RAEKUBIAN A. BARROW, Plaintiff,
WARDEN KEVIN CHAPPELL, et al., Defendants.
ORDER OF DISMISSAL WITHOUT PREJUDICE
SAUNDRA BROWN ARMSTRONG, District Judge.
Plaintiff filed the present pro se prisoner complaint under 42 U.S.C. § 1983. His complaint challenges his detention, and he requests to "be released from prison NOW." (Compl. at 4 (emphasis in original).) In addition to relief in the form of his release from prison, Plaintiff's complaint seeks relief due to alleged constitutional violations at trial. He also requests leave to proceed in forma pauperis.
I. Standard of Review
Federal courts must engage in a preliminary screening of cases in which prisoners seek redress from a governmental entity or officer or employee of a governmental entity. See 28 U.S.C. § 1915A(a). In its review the court must identify any cognizable claims, and dismiss any claims which are frivolous, malicious, fail to state a claim upon which relief may be granted, or seek monetary relief from a defendant who is immune from such relief. See id. at 1915A(b)(1), (2). Pro se pleadings must be liberally construed. See Balistreri v. Pacifica Police Dep't , 901 F.2d 696, 699 (9th Cir. 1990).
To state a claim under 42 U.S.C. § 1983, a plaintiff must allege two essential elements: (1) that a violation of a right secured by the Constitution or laws of the United States was violated, and (2) that the alleged deprivation was committed by a person acting under the color of state law. See West v. Atkins , 487 U.S. 42, 48 (1988).
II. Legal Claim
In this case, Plaintiff has improperly filed his claim as a civil rights action. Traditionally, challenges to prison conditions have been cognizable only via § 1983, while challenges implicating the fact or duration of confinement must be brought through a habeas petition. Docken v. Chase , 393 F.3d 1024, 1026 (9th Cir. 2004).
Any claim by a prisoner attacking the validity or duration of his confinement must be brought under the habeas sections of Title 28 of the United States Code. Calderon v. Ashmus , 523 U.S. 740, 747 (1998); Preiser v. Rodriguez , 411 U.S. 475, 500 (1973). A prisoner must bring a habeas petition if the nature of his claim is such that it would necessarily imply the invalidity of his conviction or continuing confinement. Butterfield v. Bail , 120 F.3d 1023, 1024 (9th Cir. 1997) (§ 1983 claim).
A district court may construe a habeas petition by a prisoner attacking the conditions of his confinement as a civil rights action under 42 U.S.C. § 1983. Wilwording v. Swenson , 404 U.S. 249, 251 (1971). The opposite is not true, however: a civil rights complaint seeking habeas relief should be dismissed without prejudice to bringing it as a petition for writ of habeas corpus. Trimble v. City of Santa Rosa , 49 F.3d 583, 586 (9th Cir. 1995).

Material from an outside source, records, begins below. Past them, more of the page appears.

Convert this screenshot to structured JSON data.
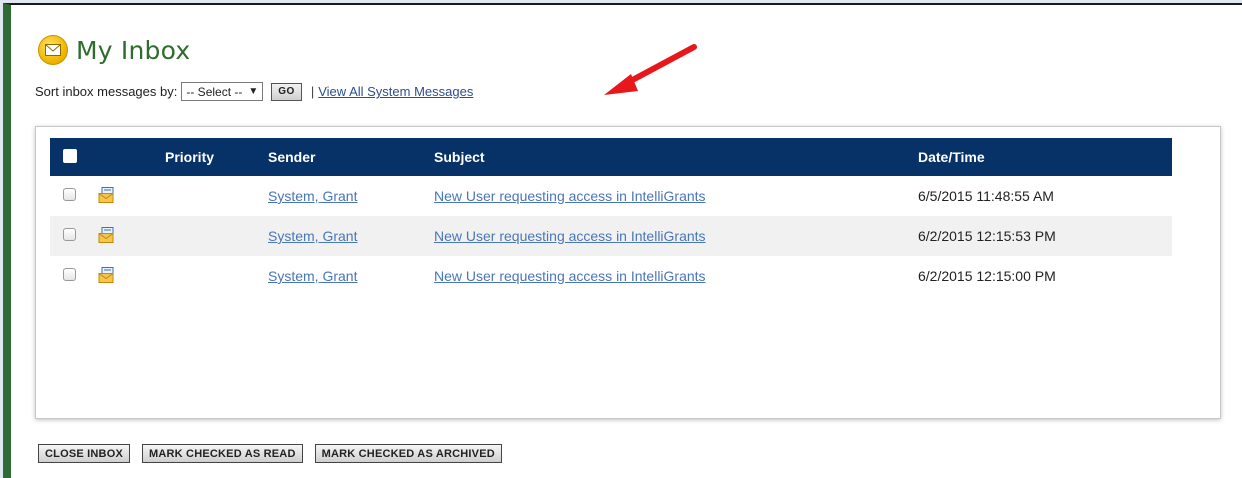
{
  "header": {
    "title": "My Inbox",
    "icon": "envelope-circle-icon",
    "accent_color": "#2f6d2f"
  },
  "sort": {
    "label": "Sort inbox messages by:",
    "selected": "-- Select --",
    "go_label": "GO",
    "separator": "|",
    "system_messages_link": "View All System Messages"
  },
  "table": {
    "header_color": "#073268",
    "columns": {
      "priority": "Priority",
      "sender": "Sender",
      "subject": "Subject",
      "datetime": "Date/Time"
    },
    "rows": [
      {
        "sender": "System, Grant",
        "subject": "New User requesting access in IntelliGrants",
        "datetime": "6/5/2015 11:48:55 AM"
      },
      {
        "sender": "System, Grant",
        "subject": "New User requesting access in IntelliGrants",
        "datetime": "6/2/2015 12:15:53 PM"
      },
      {
        "sender": "System, Grant",
        "subject": "New User requesting access in IntelliGrants",
        "datetime": "6/2/2015 12:15:00 PM"
      }
    ]
  },
  "footer": {
    "close_label": "CLOSE INBOX",
    "mark_read_label": "MARK CHECKED AS READ",
    "mark_archived_label": "MARK CHECKED AS ARCHIVED"
  },
  "annotation": {
    "arrow_color": "#e8171b",
    "icon": "red-arrow-icon"
  }
}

In this case, Plaintiff's allegations attack the duration of his confinement rather than the conditions of his confinement. When a state prisoner's § 1983 suit implicates the length of his or her incarceration, the complaint must be dismissed unless the plaintiff can demonstrate that he has succeeded in getting the duration of the sentence changed in another forum, for instance by succeeding with a state or federal habeas petition. This Plaintiff has not done; therefore, he has failed to state a cognizable claim under section 1983. Accordingly, the instant complaint is DISMISSED without prejudice.
The Court concludes that Plaintiff's complaint fails to challenge the conditions of his confinement. His claims attack the duration of his confinement and are more appropriately addressed in a petition for a writ of habeas corpus pursuant to 28 U.S.C. § 2254. Therefore, the complaint is DISMISSED without prejudice to Plaintiff filing a habeas action. The Court has rendered its final decision on this matter; therefore, this Order TERMINATES Plaintiff's case.
The Clerk of the Court shall terminate all pending motions as moot, including his motion for appointment of counsel ...